Close

Press Release

Cardinal Institute Releases New Paper Examining Staffing Surge in West Virginia’s Public Education System  

FOR IMMEDIATE RELEASE

DATE: September 16th, 2020

 

FOR MORE INFORMATION CONTACT

Amanda Kieffer, Communications Associate at Cardinal Institute for WV Policy

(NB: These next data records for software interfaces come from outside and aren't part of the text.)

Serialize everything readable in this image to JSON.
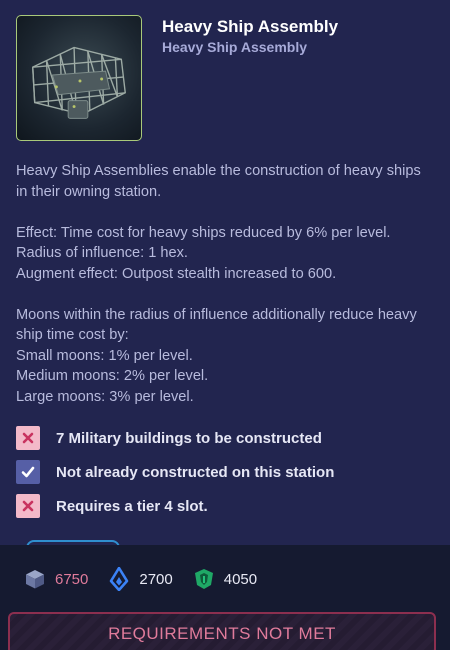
{
  "header": {
    "title": "Heavy Ship Assembly",
    "subtitle": "Heavy Ship Assembly",
    "image_icon": "ship-frame-structure-image"
  },
  "description": {
    "paragraphs": [
      "Heavy Ship Assemblies enable the construction of heavy ships in their owning station.",
      "Effect: Time cost for heavy ships reduced by 6% per level.",
      "Radius of influence: 1 hex.",
      "Augment effect: Outpost stealth increased to 600.",
      "Moons within the radius of influence additionally reduce heavy ship time cost by:",
      "Small moons: 1% per level.",
      "Medium moons: 2% per level.",
      "Large moons: 3% per level."
    ]
  },
  "requirements": [
    {
      "text": "7 Military buildings to be constructed",
      "met": false,
      "icon": "cross-icon"
    },
    {
      "text": "Not already constructed on this station",
      "met": true,
      "icon": "check-icon"
    },
    {
      "text": "Requires a tier 4 slot.",
      "met": false,
      "icon": "cross-icon"
    }
  ],
  "costs": [
    {
      "resource": "metal",
      "icon": "cube-icon",
      "value": "6750",
      "color": "#e07b9b",
      "insufficient": true
    },
    {
      "resource": "gas",
      "icon": "flame-icon",
      "value": "2700",
      "color": "#3b82f6",
      "insufficient": false
    },
    {
      "resource": "crystal",
      "icon": "gem-icon",
      "value": "4050",
      "color": "#22c37a",
      "insufficient": false
    }
  ],
  "status_button": {
    "label": "REQUIREMENTS NOT MET"
  },
  "colors": {
    "background": "#22254f",
    "footer": "#151a30",
    "fail": "#f3b9c9",
    "ok": "#565fa6",
    "warning_text": "#e07b9b",
    "thumb_border": "#a9c97a"
  }
}
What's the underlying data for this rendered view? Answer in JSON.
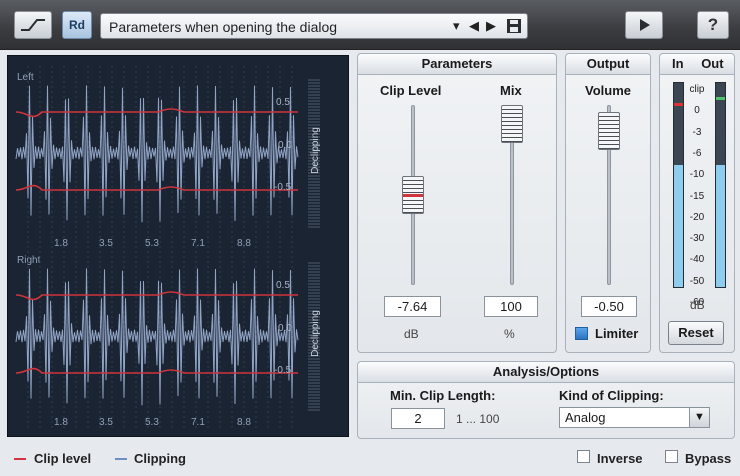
{
  "toolbar": {
    "rd_label": "Rd",
    "preset_label": "Parameters when opening the dialog",
    "help_label": "?"
  },
  "waveform": {
    "left_label": "Left",
    "right_label": "Right",
    "time_ticks": [
      "1.8",
      "3.5",
      "5.3",
      "7.1",
      "8.8"
    ],
    "level_ticks": [
      "0.5",
      "0.0",
      "-0.5"
    ],
    "declipping_label": "Declipping"
  },
  "parameters": {
    "title": "Parameters",
    "clip_level": {
      "label": "Clip Level",
      "value": "-7.64",
      "unit": "dB"
    },
    "mix": {
      "label": "Mix",
      "value": "100",
      "unit": "%"
    }
  },
  "output": {
    "title": "Output",
    "volume": {
      "label": "Volume",
      "value": "-0.50"
    },
    "limiter_label": "Limiter",
    "limiter_checked": true
  },
  "meter": {
    "in_label": "In",
    "out_label": "Out",
    "scale": [
      "clip",
      "0",
      "-3",
      "-6",
      "-10",
      "-15",
      "-20",
      "-30",
      "-40",
      "-50",
      "-60"
    ],
    "unit": "dB",
    "reset_label": "Reset",
    "in_level": 0.6,
    "out_level": 0.6
  },
  "analysis": {
    "title": "Analysis/Options",
    "min_clip_length": {
      "label": "Min. Clip Length:",
      "value": "2",
      "range": "1 ... 100"
    },
    "kind_of_clipping": {
      "label": "Kind of Clipping:",
      "value": "Analog"
    }
  },
  "footer": {
    "clip_level_legend": "Clip level",
    "clipping_legend": "Clipping",
    "inverse_label": "Inverse",
    "bypass_label": "Bypass",
    "colors": {
      "clip_level": "#d0343c",
      "clipping": "#6f8fc0"
    }
  }
}
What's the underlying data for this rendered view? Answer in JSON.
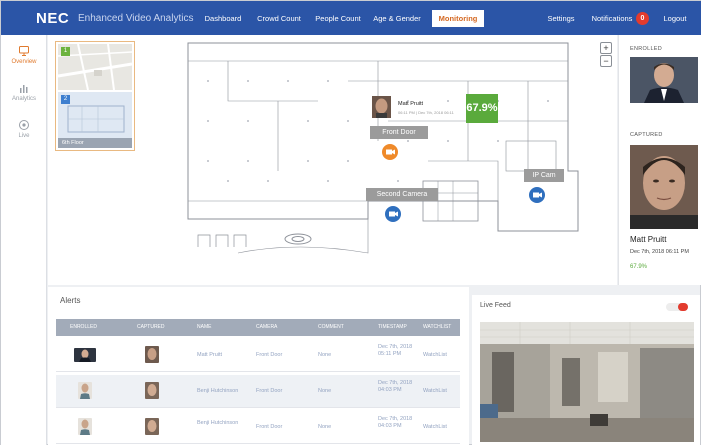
{
  "header": {
    "logo": "NEC",
    "app_title": "Enhanced Video Analytics",
    "nav": [
      "Dashboard",
      "Crowd Count",
      "People Count",
      "Age & Gender",
      "Monitoring"
    ],
    "active_nav": "Monitoring",
    "settings": "Settings",
    "notifications": "Notifications",
    "notification_count": "0",
    "logout": "Logout"
  },
  "sidebar": {
    "items": [
      {
        "label": "Overview",
        "icon": "monitor-icon",
        "active": true
      },
      {
        "label": "Analytics",
        "icon": "bar-chart-icon",
        "active": false
      },
      {
        "label": "Live",
        "icon": "live-icon",
        "active": false
      }
    ]
  },
  "map": {
    "floor_thumbnails": [
      {
        "badge": "1",
        "label": "",
        "badge_color": "#6cb33e"
      },
      {
        "badge": "2",
        "label": "6th Floor",
        "badge_color": "#3e7fcf"
      }
    ],
    "zoom_in": "+",
    "zoom_out": "−",
    "cameras": [
      {
        "name": "Front Door",
        "color": "#ef8a2a"
      },
      {
        "name": "Second Camera",
        "color": "#2f6fbe"
      },
      {
        "name": "IP Cam",
        "color": "#2f6fbe"
      }
    ],
    "popup": {
      "name": "Matt Pruitt",
      "subtitle": "06:11 PM | Dec 7th, 2018 06:11"
    },
    "match_score": "67.9%"
  },
  "right_panel": {
    "enrolled_label": "ENROLLED",
    "captured_label": "CAPTURED",
    "name": "Matt Pruitt",
    "timestamp": "Dec 7th, 2018 06:11 PM",
    "match": "67.9%"
  },
  "alerts": {
    "title": "Alerts",
    "columns": [
      "ENROLLED",
      "CAPTURED",
      "NAME",
      "CAMERA",
      "COMMENT",
      "TIMESTAMP",
      "WATCHLIST"
    ],
    "rows": [
      {
        "name": "Matt Pruitt",
        "camera": "Front Door",
        "comment": "None",
        "timestamp": "Dec 7th, 2018 05:11 PM",
        "watchlist": "WatchList"
      },
      {
        "name": "Benji Hutchinson",
        "camera": "Front Door",
        "comment": "None",
        "timestamp": "Dec 7th, 2018 04:03 PM",
        "watchlist": "WatchList"
      },
      {
        "name": "Benji Hutchinson",
        "camera": "Front Door",
        "comment": "None",
        "timestamp": "Dec 7th, 2018 04:03 PM",
        "watchlist": "WatchList"
      }
    ]
  },
  "live_feed": {
    "title": "Live Feed",
    "toggle_on": true
  },
  "colors": {
    "brand": "#2b55a7",
    "accent": "#e07a2e",
    "success": "#5aaa3c",
    "alert": "#e23b2e"
  }
}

PHONE: (304)-541-9551  EMAIL: [email protected]

 

 

Cardinal Institute Releases New Paper Examining Staffing Surge in West Virginia’s Public Education System

 

Charleston, W.Va. – Today, the Cardinal Institute for West Virginia Policy is releasing its newest research paper on education finance entitled The Mountain State’s K-12 Staffing Trends: Is there a staffing surge in West Virginia’s public education system?

 

American public schools have been experiencing a staffing surge for more than six decades. Between FY 1950 and FY 2015, while enrollment doubled, the number of school personnel hired by districts increased 386 percent. Using data reported by the West Virginia Department of Education to the National Center for Education Statistics, this paper examines whether individual public school districts in West Virginia experienced their own staffing surges.

 

“We evaluated every school district in West Virginia from FY1987 through FY2019 to see if our state has experienced what’s known as a ‘staffing surge,’” said Garrett Ballengee, Executive Director of the Cardinal Institute for West Virginia Policy. “Unlike most states, West Virginia has seen a fairly drastic decline in enrollment and, to some extent teachers, yet administrators and staff decreased at a much, much slower rate — 24 percent decline in enrollment, 18 percent decline in teaching staff and only a 3 percent decline in administrators.”

 

“For some reason, administrators and all other staff seem much less likely to see staffing decreases when compared with teachers. This ‘stickiness’ has cost West Virginia’s taxpayers quite a lot of money.” continued Ballengee. “West Virginia’s taxpayers are already very generous and times are certainly tough right now, so we think this could be an additional avenue for savings across the state. Dollars need to be finding their way into the classroom and funding students, not providing well-paid administrative positions for those who have little to do with in-class education.”

 

If school districts in West Virginia had kept the change in administrators and all other staff at the same rate as student enrollment over the period studied, school districts could have had $200 million in annually recurring savings. These savings could have been directed at other educational areas:

 

  • increasing teacher salaries by an average of $10,500.

 

  • providing education savings accounts (ESAs) worth $8,000 to increase educational opportunities for families of about 25,000 students statewide.

 

To schedule an interviewcontact Amanda Kieffer at 304-541-9551 or [email protected]

 

About the Cardinal Institute

The Cardinal Institute for West Virginia Policy, Inc. is a 501c(3) non-profit founded in September 2014 dedicated to research, develop and communicate effective free market economic public policies for West Virginia.

 

###